What you will do:
The response must consist of each line in the listing that has the word "JSON" in it.
(Supplied material Opens)
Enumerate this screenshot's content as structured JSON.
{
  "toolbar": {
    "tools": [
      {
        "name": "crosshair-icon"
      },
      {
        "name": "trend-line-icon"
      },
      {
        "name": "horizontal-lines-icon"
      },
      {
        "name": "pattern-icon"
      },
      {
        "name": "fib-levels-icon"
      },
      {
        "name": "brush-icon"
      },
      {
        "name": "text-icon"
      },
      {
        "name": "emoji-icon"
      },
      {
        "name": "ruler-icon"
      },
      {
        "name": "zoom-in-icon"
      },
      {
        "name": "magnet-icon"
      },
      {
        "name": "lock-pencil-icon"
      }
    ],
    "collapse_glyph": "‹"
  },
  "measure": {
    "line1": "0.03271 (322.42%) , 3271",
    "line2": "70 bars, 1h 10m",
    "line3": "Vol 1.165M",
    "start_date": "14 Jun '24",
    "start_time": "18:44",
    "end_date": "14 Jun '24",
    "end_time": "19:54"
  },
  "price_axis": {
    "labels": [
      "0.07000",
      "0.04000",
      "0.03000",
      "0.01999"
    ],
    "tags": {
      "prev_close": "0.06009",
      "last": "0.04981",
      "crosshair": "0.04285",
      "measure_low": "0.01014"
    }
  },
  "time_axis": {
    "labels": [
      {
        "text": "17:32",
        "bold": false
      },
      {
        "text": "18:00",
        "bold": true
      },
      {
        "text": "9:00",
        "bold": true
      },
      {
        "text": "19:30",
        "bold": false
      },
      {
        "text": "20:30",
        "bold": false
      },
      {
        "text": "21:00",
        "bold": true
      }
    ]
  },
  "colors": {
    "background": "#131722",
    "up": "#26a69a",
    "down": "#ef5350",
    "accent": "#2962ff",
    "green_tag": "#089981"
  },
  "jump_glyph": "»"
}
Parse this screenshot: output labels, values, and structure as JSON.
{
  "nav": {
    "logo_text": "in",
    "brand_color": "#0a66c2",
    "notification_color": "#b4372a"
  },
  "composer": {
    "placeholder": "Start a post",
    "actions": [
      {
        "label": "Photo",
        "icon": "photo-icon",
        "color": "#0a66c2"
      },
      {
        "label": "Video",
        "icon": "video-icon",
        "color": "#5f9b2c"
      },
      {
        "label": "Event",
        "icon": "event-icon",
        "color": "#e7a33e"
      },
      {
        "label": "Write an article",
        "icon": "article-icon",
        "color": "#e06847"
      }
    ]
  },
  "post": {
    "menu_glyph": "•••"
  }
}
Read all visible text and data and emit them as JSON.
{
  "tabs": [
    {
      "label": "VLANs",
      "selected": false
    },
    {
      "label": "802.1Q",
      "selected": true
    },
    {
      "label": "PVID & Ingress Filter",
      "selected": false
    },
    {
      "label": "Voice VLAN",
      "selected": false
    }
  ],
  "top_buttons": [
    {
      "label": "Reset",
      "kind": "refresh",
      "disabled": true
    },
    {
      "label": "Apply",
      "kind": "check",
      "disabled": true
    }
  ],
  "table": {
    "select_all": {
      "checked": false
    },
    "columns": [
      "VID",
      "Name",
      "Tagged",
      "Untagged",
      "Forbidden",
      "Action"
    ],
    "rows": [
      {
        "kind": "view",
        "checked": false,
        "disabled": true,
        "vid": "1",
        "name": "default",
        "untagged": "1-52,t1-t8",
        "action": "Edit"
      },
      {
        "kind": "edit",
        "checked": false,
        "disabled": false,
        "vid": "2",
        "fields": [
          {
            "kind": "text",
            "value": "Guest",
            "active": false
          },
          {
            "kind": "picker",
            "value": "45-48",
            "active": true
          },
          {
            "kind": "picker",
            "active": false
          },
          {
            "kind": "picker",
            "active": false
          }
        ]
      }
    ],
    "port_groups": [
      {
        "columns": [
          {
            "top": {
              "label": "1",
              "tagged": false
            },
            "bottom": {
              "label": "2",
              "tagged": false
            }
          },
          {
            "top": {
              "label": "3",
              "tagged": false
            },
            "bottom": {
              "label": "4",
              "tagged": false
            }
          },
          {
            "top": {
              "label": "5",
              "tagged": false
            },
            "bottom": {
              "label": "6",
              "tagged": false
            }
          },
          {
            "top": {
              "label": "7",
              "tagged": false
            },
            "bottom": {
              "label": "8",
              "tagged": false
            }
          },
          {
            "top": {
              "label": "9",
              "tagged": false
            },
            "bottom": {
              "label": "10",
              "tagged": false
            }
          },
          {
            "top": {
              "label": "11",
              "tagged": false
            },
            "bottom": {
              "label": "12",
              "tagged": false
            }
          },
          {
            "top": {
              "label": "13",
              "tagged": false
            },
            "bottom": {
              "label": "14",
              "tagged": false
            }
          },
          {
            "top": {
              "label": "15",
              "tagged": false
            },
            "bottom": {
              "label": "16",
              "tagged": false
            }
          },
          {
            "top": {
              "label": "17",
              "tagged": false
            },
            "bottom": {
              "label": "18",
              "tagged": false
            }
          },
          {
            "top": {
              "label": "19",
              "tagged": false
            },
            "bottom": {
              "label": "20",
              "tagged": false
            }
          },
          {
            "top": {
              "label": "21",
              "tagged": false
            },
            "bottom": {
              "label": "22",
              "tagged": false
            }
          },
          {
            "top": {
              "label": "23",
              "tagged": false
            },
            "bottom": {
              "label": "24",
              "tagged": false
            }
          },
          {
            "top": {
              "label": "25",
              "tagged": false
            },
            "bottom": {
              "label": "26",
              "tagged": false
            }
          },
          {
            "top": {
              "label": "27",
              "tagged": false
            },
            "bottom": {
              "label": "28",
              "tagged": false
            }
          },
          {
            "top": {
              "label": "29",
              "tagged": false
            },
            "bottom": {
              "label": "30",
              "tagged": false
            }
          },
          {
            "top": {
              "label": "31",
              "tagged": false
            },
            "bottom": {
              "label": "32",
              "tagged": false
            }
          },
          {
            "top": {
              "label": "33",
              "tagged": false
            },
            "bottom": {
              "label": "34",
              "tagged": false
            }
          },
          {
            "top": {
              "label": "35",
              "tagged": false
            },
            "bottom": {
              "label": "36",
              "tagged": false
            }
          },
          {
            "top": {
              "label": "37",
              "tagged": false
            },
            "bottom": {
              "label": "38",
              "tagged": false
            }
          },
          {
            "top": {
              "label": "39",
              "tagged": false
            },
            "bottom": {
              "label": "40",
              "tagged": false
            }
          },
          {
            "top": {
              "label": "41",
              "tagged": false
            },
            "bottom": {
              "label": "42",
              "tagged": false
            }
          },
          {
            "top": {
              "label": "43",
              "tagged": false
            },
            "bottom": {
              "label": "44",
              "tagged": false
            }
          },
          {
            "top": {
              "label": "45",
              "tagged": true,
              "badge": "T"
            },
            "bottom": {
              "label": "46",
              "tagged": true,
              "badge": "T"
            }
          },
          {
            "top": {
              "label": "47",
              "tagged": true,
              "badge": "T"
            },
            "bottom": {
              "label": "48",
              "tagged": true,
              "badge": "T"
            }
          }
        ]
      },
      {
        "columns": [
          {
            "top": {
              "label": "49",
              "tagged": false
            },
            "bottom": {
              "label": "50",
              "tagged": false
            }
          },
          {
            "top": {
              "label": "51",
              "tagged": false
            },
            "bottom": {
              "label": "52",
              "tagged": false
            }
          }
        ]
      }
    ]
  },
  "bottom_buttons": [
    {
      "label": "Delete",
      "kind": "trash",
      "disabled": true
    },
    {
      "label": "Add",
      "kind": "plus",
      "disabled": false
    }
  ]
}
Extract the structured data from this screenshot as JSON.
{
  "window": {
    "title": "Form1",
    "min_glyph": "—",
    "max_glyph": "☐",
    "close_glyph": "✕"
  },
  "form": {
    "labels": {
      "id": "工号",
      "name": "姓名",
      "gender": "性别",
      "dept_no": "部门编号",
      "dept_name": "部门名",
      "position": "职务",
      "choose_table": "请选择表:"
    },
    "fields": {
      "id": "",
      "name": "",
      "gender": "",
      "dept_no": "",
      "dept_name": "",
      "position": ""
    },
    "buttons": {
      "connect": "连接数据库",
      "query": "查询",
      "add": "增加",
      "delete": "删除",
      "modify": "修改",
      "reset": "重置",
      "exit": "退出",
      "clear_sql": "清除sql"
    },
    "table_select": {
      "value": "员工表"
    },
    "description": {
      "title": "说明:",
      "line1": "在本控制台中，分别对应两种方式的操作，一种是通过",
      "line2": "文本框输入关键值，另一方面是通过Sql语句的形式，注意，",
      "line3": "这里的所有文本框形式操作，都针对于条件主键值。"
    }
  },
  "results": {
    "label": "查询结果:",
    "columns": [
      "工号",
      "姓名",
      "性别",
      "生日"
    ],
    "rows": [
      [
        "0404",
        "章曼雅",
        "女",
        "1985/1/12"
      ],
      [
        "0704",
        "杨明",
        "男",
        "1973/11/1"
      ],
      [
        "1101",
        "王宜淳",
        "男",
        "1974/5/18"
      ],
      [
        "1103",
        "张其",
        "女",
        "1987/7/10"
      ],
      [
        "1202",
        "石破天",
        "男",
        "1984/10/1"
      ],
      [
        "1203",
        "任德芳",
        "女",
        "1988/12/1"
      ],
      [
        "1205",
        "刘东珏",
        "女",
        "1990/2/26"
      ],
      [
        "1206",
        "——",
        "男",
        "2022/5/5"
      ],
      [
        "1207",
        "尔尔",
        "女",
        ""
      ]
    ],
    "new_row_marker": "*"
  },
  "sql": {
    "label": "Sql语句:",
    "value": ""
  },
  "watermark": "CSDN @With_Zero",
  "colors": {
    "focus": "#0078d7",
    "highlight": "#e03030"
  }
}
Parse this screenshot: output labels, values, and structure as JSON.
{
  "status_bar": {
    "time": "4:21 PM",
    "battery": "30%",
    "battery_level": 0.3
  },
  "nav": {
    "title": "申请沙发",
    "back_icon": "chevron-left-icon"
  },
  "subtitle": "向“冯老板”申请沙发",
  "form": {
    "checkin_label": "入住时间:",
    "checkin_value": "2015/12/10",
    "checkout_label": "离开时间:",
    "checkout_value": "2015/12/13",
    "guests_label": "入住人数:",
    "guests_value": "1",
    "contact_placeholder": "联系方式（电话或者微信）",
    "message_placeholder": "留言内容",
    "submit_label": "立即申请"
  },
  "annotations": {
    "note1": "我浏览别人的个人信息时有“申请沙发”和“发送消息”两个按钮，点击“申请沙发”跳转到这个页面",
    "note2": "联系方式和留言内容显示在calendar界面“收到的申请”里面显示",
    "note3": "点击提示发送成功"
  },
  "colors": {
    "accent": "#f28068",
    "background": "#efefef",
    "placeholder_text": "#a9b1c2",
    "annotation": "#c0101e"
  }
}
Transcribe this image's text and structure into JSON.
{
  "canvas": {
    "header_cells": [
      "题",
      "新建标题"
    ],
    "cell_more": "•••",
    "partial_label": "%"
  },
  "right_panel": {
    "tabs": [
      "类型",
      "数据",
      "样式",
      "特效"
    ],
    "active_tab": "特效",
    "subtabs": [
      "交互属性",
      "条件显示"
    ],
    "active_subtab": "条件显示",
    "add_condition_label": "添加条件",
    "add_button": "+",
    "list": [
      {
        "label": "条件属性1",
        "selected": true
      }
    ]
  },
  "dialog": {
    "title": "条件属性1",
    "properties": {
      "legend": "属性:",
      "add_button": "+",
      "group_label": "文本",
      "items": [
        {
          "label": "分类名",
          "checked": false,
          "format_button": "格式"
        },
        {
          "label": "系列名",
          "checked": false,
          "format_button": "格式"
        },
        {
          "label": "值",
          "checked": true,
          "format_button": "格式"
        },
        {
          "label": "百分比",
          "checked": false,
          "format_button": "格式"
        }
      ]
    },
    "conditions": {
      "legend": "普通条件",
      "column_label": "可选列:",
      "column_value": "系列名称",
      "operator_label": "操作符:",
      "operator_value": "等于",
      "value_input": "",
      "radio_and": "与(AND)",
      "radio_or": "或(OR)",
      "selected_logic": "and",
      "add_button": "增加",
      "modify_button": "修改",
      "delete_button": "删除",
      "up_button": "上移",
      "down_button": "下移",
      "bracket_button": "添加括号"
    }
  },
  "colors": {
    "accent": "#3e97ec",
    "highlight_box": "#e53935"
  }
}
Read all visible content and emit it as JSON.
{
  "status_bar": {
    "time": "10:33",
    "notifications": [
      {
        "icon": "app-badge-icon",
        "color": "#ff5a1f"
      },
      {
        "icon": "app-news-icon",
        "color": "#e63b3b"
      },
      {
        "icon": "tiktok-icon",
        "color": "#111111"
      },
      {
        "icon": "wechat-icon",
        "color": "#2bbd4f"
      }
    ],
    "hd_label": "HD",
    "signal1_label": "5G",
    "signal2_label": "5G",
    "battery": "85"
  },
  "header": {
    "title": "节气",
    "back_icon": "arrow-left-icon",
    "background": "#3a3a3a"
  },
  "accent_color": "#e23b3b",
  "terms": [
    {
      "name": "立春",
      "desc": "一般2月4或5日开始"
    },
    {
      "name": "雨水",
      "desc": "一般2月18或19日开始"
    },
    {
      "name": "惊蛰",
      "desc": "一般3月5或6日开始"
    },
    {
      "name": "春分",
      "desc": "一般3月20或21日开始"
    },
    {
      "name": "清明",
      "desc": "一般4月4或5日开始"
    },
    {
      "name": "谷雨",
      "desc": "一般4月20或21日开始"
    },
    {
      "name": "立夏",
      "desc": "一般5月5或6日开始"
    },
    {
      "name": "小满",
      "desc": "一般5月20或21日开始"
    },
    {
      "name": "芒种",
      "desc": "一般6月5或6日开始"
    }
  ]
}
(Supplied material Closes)
Answer to this task:
Enumerate this screenshot's content as structured JSON.
Parse this screenshot: output labels, values, and structure as JSON.
Read all visible text and data and emit them as JSON.
Extract the structured data from this screenshot as JSON.
Parse this screenshot: output labels, values, and structure as JSON.
Transcribe this image's text and structure into JSON.
Read all visible content and emit it as JSON.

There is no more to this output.